How many times have you sat in traffic caused by an accident or breakdown and wished there was a better way to beat the gridlock? A home-grown innovation that hit Australian streets today might just help you.
Our journey started three years ago when taxi industry veterans Shafiq Khan and Sajid Khan – now the Managing Director and CTO of Cab Digital – spent an hour in traffic following an accident on the Sydney Harbour Bridge. They thought, “what if we could tell motorists that there was an accident and to take an alternate route?” From that, the idea for TaxiLive was born.
We wanted to design a digital billboard for the back of taxis that could be updated depending on the taxi’s location, the time of day, or even the weather. If you were a motorist passing a TaxiLive-enabled taxi, you could be alerted to an upcoming traffic jam, accident or road work, and be able to take an alternate route. That solution could also be updated depending on the time of day, a handy reminder for example to slow down during school zone hours.
Being the first to market with our idea was extremely important to us. While cabs in London and New York have digital displays, they are extra boxes attached to the roof of the cab and are designed to be seen by more pedestrians than motorists. For the Australian market – with our small CBDs, and cultural obsession with our cars – the TaxiLive solution needed to be an entirely custom-built boot of the taxi, primarily designed for passing motorists to see.
We spent our first year trying to navigate the various suppliers we would need to make our dream a reality. But the reality was more complicated than we thought, and would take us a long time to get off the ground – more time than we could afford to waste as a technology startup.
During that tough first year, there were moments when we thought our vision was slowly becoming too difficult.
Enter Telstra, one of the first true believers in what we were trying to accomplish. Not only did they share an abundance of expertise on how to develop and operate a mobile network based platform, they took it a step further and helped co-develop the solution with us. Rather than procuring the various components ourselves and putting them altogether, Telstra sourced and connected it all as a finished, ready to go product.
The final TaxiLive product is a custom-built taxi boot, with a built-in 32 inch digital screen, connected via Telstra’s mobile network that we are able to remotely manage via Telstra’s M2M Control Centre platform.
Our account manager connected us with technical experts from across the entire Telstra Enterprise business, who helped us with everything from proofs of concept before finalising the design, to ensuring the solution works seamlessly across the Telstra mobile network, to even opening doors for us to possible advertising partners.
What’s next for Cab Digital Media?
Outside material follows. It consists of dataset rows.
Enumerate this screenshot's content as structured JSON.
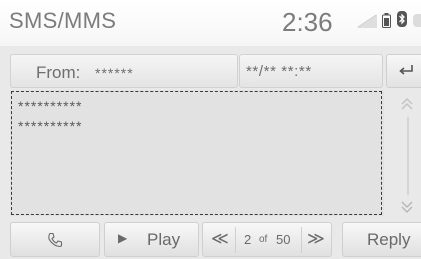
{
  "status_bar": {
    "title": "SMS/MMS",
    "clock": "2:36",
    "signal_icon": "signal-strength-icon",
    "battery_icon": "phone-battery-icon",
    "bluetooth_icon": "bluetooth-icon",
    "bluetooth_glyph": "ʙ"
  },
  "header": {
    "from_label": "From:",
    "from_value": "******",
    "time_value": "**/** **:**",
    "back_icon": "back-arrow-icon"
  },
  "message": {
    "lines": [
      "**********",
      "**********"
    ]
  },
  "scroll": {
    "up_icon": "scroll-up-icon",
    "down_icon": "scroll-down-icon"
  },
  "controls": {
    "call_icon": "phone-handset-icon",
    "play_label": "Play",
    "prev_label": "≪",
    "page_current": "2",
    "page_of": "of",
    "page_total": "50",
    "next_label": "≫",
    "reply_label": "Reply"
  },
  "colors": {
    "background": "#e9e9e9",
    "text": "#6a6a6a",
    "frame": "#3a3a3a"
  }
}
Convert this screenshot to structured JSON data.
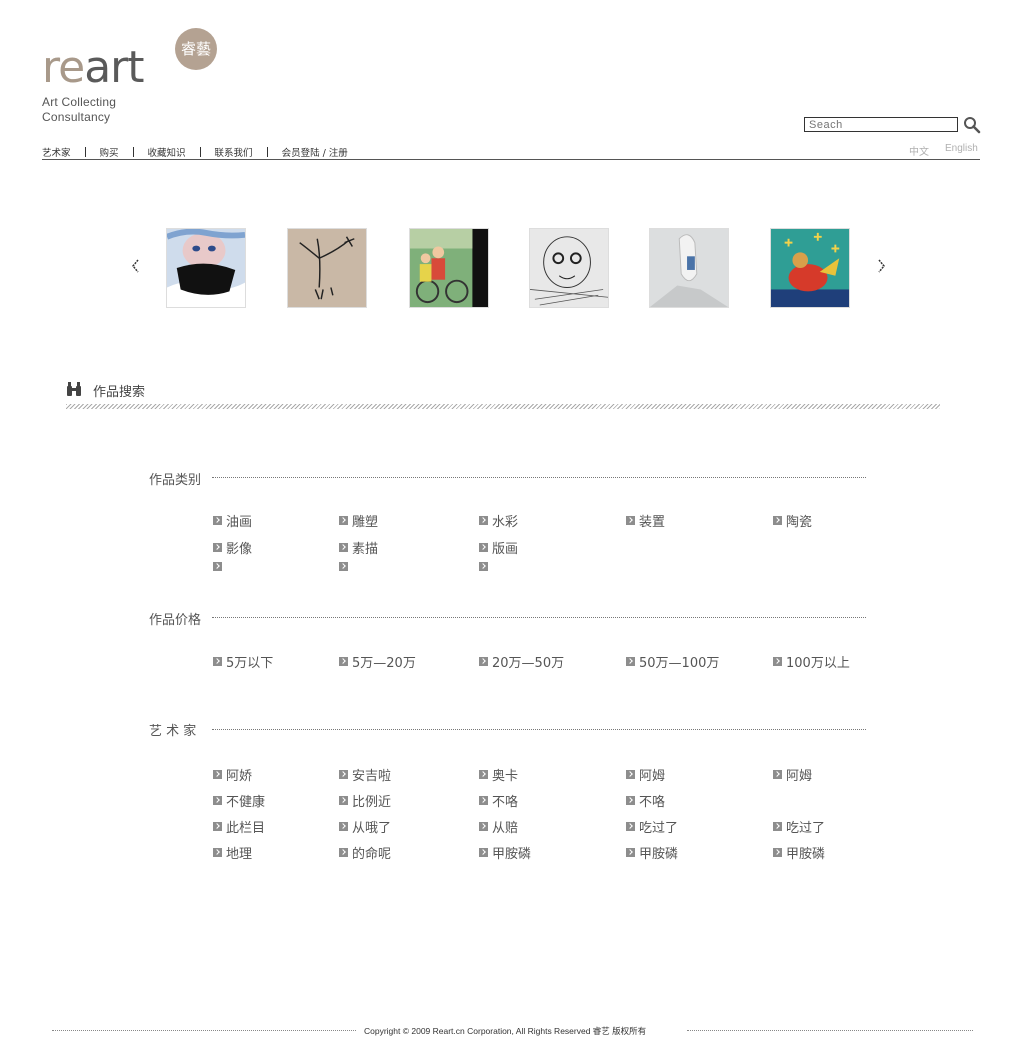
{
  "logo": {
    "word_re": "re",
    "word_art": "art",
    "seal_text": "睿藝",
    "tagline_line1": "Art Collecting",
    "tagline_line2": "Consultancy"
  },
  "search": {
    "placeholder": "Seach",
    "icon": "magnifier-icon"
  },
  "nav": {
    "items": [
      "艺术家",
      "购买",
      "收藏知识",
      "联系我们",
      "会员登陆 / 注册"
    ]
  },
  "lang": {
    "zh": "中文",
    "en": "English"
  },
  "carousel": {
    "prev_icon": "chevron-left-icon",
    "next_icon": "chevron-right-icon",
    "thumbs": [
      "painting-girl-face",
      "sketch-figure",
      "painting-bicycle-riders",
      "etching-child-face",
      "painting-pale-figure",
      "painting-red-figure-planes"
    ]
  },
  "search_section": {
    "title": "作品搜索",
    "icon": "binoculars-icon"
  },
  "groups": [
    {
      "title": "作品类别",
      "options": [
        "油画",
        "雕塑",
        "水彩",
        "装置",
        "陶瓷",
        "影像",
        "素描",
        "版画",
        "",
        "",
        "",
        "",
        ""
      ]
    },
    {
      "title": "作品价格",
      "options": [
        "5万以下",
        "5万—20万",
        "20万—50万",
        "50万—100万",
        "100万以上"
      ]
    },
    {
      "title": "艺 术 家",
      "options": [
        "阿娇",
        "安吉啦",
        "奥卡",
        "阿姆",
        "阿姆",
        "不健康",
        "比例近",
        "不咯",
        "不咯",
        "",
        "此栏目",
        "从哦了",
        "从赔",
        "吃过了",
        "吃过了",
        "地理",
        "的命呢",
        "甲胺磷",
        "甲胺磷",
        "甲胺磷"
      ]
    }
  ],
  "footer": {
    "copyright": "Copyright © 2009 Reart.cn Corporation, All Rights Reserved 睿艺 版权所有"
  },
  "colors": {
    "logo_re": "#a8998a",
    "logo_art": "#5a5a5a",
    "seal": "#b4a292",
    "text": "#555555",
    "muted": "#b0b0b0"
  }
}
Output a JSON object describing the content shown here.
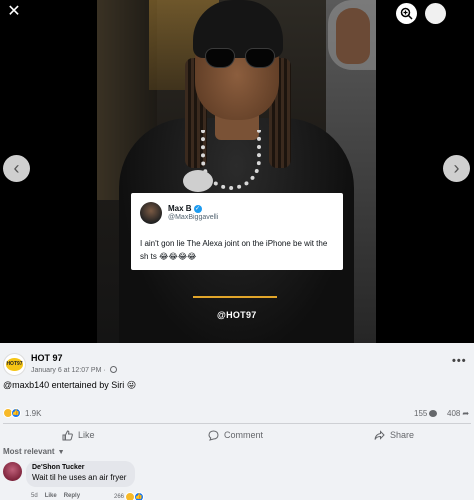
{
  "viewer": {
    "close_glyph": "✕",
    "prev_glyph": "‹",
    "next_glyph": "›",
    "zoom_glyph": "⊕"
  },
  "tweet": {
    "name": "Max B",
    "handle": "@MaxBiggavelli",
    "text": "I ain't gon lie The Alexa joint on the iPhone be wit the sh ts 😂😂😂😂"
  },
  "watermark": "@HOT97",
  "post": {
    "page_name": "HOT 97",
    "date": "January 6 at 12:07 PM · ",
    "caption": "@maxb140 entertained by Siri 😜",
    "reaction_count": "1.9K",
    "comment_count": "155",
    "share_count": "408",
    "more_glyph": "•••",
    "avatar_text": "HOT97"
  },
  "actions": {
    "like": "Like",
    "comment": "Comment",
    "share": "Share"
  },
  "comments": {
    "sort_label": "Most relevant",
    "items": [
      {
        "author": "De'Shon Tucker",
        "text": "Wait til he uses an air fryer",
        "age": "5d",
        "like": "Like",
        "reply": "Reply",
        "reaction_count": "266"
      }
    ]
  },
  "colors": {
    "accent_blue": "#1877f2",
    "haha_yellow": "#f7b928",
    "tweet_line": "#e1a52a",
    "panel_bg": "#f0f2f5"
  }
}
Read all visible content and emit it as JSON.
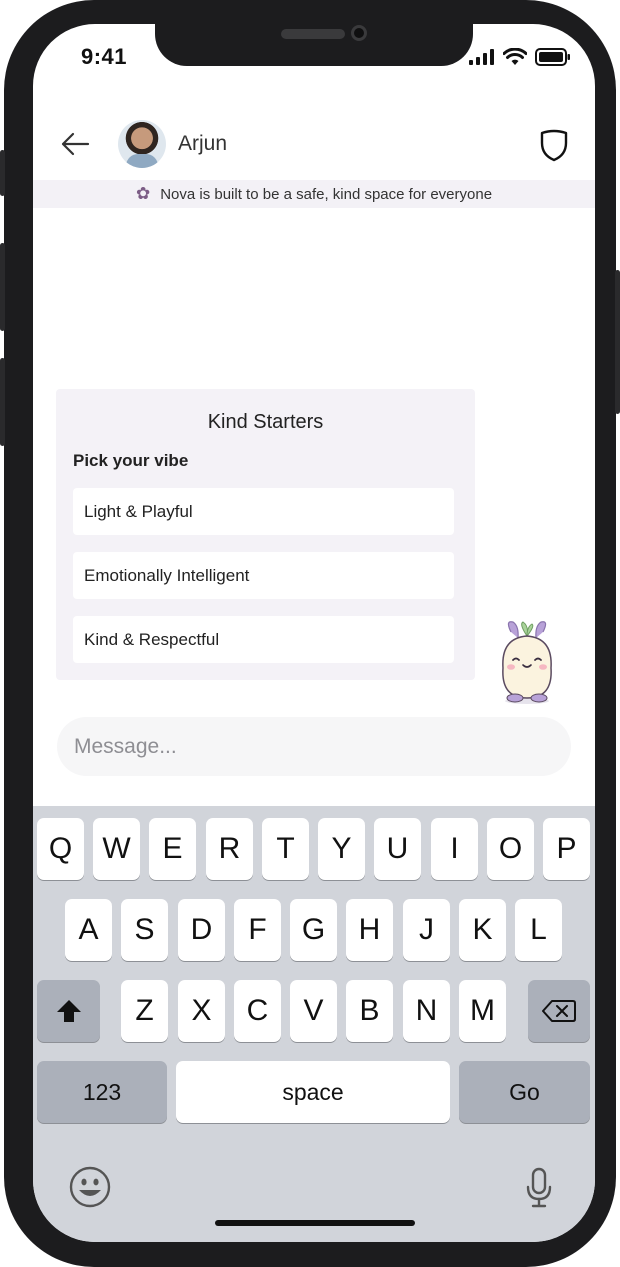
{
  "status_bar": {
    "time": "9:41"
  },
  "header": {
    "contact_name": "Arjun"
  },
  "safety_banner": {
    "text": "Nova is built to be a safe, kind space for everyone"
  },
  "kind_starters": {
    "title": "Kind Starters",
    "subtitle": "Pick your vibe",
    "options": [
      "Light & Playful",
      "Emotionally Intelligent",
      "Kind & Respectful"
    ]
  },
  "message_input": {
    "placeholder": "Message..."
  },
  "keyboard": {
    "row1": [
      "Q",
      "W",
      "E",
      "R",
      "T",
      "Y",
      "U",
      "I",
      "O",
      "P"
    ],
    "row2": [
      "A",
      "S",
      "D",
      "F",
      "G",
      "H",
      "J",
      "K",
      "L"
    ],
    "row3": [
      "Z",
      "X",
      "C",
      "V",
      "B",
      "N",
      "M"
    ],
    "numbers_label": "123",
    "space_label": "space",
    "go_label": "Go"
  },
  "icons": {
    "back": "arrow-left-icon",
    "shield": "shield-icon",
    "flower": "flower-icon",
    "shift": "shift-icon",
    "delete": "backspace-icon",
    "emoji": "emoji-icon",
    "mic": "microphone-icon"
  },
  "colors": {
    "accent": "#7c5d86",
    "banner_bg": "#f3f1f6",
    "card_bg": "#f4f2f7",
    "keyboard_bg": "#d1d4da"
  }
}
We think the TaxiLive solution is a great example of how technology and the Internet of Things will continue to connect and digitise new things all around us, creating smarter cities and communities. With this in mind, our longer-term ambition is to partner with roadside authorities to share the invaluable GPS data generated from each TaxiLive unit which could contribute to future transport, infrastructure and congestion reduction initiatives.
With the right data, we may be able to look at things like which taxi ranks are over-populated and under-serviced to ensure better taxi availability, particularly in areas such as hospitals and locations with a higher proportion of elderly and disabled people.
Thanks to Telstra’s help, the first TaxiLive cabs are on the road today in Sydney. By April 1, there should be 300 – and we hope to have 1000 TaxiLives on roads around Australia by November this year. So next time you’re in your car stuck in a traffic jam, or wondering what’s on TV tonight – look out for a TaxiLive on the road near you!